Problem details: Check each line of the entries below for the word "accent", and copy out the ones that have it.

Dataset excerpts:
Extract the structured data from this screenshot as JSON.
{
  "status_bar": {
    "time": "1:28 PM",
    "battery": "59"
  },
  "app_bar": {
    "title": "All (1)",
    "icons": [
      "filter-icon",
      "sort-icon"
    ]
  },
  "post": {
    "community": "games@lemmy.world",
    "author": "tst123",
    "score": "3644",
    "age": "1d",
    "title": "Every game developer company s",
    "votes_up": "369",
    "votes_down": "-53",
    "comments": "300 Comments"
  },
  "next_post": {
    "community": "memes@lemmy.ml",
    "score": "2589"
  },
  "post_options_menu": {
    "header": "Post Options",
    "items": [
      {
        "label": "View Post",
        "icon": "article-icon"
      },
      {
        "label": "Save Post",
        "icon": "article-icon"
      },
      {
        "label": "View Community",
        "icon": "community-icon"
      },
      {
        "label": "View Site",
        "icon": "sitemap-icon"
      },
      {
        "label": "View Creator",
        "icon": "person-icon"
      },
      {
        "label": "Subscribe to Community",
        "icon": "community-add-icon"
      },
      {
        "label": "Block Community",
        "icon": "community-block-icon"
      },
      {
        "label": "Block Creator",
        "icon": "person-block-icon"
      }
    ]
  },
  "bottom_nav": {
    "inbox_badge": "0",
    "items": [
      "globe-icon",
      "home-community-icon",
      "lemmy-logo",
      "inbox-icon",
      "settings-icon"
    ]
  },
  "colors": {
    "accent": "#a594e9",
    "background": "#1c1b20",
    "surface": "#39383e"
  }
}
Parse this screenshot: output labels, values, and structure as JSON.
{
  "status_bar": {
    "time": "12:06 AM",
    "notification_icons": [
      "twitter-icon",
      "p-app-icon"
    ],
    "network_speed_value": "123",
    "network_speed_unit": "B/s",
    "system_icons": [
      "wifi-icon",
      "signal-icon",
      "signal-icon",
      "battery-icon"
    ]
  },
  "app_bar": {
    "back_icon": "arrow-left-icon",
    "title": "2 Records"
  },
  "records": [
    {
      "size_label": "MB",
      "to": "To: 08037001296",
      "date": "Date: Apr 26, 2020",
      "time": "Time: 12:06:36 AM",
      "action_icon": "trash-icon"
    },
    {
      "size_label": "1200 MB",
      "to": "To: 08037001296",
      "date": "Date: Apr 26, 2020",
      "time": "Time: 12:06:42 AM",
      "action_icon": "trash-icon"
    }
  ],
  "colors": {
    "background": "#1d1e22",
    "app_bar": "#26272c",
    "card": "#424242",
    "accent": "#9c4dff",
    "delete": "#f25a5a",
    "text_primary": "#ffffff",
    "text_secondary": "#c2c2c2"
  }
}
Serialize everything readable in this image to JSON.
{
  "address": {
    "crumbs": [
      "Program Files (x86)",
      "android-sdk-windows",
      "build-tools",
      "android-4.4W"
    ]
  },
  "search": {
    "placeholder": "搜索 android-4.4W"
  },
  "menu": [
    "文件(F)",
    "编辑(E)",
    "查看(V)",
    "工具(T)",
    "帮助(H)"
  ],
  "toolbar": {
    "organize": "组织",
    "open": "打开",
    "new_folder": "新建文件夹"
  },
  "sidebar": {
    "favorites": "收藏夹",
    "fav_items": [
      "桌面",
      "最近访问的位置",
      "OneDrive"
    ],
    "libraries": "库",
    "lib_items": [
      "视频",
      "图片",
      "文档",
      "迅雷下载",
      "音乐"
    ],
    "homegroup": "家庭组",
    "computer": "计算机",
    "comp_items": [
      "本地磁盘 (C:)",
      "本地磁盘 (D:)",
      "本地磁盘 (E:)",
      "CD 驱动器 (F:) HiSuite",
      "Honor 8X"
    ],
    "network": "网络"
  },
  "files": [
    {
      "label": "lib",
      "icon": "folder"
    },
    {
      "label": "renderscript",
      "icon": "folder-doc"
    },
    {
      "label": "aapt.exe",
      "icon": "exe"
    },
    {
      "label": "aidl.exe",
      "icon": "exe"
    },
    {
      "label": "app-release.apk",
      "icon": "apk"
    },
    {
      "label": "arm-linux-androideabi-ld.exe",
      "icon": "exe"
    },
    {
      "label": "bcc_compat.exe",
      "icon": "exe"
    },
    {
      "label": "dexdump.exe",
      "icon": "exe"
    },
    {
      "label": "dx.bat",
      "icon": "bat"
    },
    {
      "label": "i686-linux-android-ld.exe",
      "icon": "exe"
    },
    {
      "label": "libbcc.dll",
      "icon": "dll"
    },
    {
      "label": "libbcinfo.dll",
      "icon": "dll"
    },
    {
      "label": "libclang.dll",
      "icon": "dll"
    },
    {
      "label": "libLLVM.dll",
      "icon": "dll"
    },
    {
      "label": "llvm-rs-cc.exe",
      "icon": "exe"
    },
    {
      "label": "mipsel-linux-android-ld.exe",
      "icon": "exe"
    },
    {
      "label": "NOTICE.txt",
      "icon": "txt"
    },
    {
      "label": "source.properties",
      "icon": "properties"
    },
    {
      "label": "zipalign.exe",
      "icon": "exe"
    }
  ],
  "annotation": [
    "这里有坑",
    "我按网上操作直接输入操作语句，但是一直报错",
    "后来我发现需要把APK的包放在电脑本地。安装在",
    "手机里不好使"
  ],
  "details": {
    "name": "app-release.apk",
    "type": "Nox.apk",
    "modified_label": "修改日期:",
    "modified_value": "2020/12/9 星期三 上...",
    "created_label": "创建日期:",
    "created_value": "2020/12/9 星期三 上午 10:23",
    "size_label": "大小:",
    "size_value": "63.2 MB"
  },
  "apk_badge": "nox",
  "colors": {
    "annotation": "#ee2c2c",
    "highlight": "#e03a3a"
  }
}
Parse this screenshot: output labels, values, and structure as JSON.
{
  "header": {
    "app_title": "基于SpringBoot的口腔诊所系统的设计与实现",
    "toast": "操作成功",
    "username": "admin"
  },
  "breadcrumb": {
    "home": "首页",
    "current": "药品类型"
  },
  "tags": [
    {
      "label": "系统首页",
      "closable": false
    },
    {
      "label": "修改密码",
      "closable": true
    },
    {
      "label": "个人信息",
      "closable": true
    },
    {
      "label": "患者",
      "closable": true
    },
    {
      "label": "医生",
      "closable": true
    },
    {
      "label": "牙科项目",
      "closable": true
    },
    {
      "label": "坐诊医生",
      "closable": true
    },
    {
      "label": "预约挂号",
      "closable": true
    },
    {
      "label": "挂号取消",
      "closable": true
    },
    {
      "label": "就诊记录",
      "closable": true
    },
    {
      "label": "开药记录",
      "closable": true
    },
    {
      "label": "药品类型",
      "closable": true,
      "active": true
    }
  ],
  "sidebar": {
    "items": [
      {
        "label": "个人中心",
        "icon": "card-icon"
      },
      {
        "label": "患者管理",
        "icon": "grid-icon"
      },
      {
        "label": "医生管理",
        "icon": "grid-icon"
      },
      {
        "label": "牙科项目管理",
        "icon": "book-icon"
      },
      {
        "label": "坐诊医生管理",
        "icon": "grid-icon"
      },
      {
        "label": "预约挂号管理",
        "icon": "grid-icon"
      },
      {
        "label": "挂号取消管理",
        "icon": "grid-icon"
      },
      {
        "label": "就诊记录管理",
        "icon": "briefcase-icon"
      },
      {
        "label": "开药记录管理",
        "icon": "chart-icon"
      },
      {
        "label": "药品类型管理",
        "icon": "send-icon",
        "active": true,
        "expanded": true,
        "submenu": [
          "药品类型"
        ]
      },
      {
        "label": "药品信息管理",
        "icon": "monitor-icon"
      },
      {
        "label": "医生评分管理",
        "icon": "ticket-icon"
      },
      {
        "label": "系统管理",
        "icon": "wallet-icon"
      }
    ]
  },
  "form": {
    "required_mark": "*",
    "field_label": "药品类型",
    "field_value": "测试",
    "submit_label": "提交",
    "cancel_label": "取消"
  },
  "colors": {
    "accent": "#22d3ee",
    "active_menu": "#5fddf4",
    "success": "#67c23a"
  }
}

Written solution:
    "accent": "#a594e9",
    "accent": "#9c4dff",
    "accent": "#22d3ee",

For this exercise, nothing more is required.